*Required action:*
Your answer should be a single number, the count of lines in the material with the string "JSON".
========================
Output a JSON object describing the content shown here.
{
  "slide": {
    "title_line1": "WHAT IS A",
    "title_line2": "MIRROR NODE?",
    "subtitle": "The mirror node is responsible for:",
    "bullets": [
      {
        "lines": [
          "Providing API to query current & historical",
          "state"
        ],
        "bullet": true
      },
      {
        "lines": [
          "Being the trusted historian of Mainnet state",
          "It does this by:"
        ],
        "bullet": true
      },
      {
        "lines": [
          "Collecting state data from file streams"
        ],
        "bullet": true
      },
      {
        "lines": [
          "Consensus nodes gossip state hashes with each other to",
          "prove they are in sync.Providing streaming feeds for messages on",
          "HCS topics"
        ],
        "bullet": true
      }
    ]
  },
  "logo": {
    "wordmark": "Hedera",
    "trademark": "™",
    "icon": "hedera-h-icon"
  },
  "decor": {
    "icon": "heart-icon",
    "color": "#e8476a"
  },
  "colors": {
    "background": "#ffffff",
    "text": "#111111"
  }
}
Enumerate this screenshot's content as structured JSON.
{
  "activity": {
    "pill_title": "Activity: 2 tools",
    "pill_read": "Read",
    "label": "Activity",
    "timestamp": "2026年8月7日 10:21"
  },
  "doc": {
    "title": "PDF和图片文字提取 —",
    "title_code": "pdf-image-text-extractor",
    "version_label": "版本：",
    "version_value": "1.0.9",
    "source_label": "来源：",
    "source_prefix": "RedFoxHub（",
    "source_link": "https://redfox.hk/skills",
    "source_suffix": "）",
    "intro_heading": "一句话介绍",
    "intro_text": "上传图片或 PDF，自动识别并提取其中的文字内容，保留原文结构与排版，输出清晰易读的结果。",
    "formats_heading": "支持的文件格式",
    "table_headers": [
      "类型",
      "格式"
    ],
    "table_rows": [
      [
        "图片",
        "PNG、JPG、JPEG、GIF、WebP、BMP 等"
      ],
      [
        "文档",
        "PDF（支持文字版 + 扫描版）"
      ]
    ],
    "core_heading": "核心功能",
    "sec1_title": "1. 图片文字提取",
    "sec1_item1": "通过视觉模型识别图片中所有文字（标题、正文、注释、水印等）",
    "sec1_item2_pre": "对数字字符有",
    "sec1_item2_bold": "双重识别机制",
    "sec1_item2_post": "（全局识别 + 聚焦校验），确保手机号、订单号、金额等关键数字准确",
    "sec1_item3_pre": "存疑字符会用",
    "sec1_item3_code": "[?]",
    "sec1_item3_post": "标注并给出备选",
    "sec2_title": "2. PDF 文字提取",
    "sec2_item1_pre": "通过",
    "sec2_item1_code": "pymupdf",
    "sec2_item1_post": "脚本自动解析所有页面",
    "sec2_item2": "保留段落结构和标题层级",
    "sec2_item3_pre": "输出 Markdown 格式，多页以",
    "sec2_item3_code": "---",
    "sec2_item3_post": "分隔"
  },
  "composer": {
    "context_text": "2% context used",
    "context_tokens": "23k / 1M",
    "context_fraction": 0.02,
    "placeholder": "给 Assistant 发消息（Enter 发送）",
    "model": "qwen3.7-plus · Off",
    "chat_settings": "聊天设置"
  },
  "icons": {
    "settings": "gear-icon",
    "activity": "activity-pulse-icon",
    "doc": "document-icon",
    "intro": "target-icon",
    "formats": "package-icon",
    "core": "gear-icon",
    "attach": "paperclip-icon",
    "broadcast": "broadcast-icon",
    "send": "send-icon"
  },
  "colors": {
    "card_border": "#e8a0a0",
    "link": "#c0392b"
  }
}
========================
*Exercise answer:*
2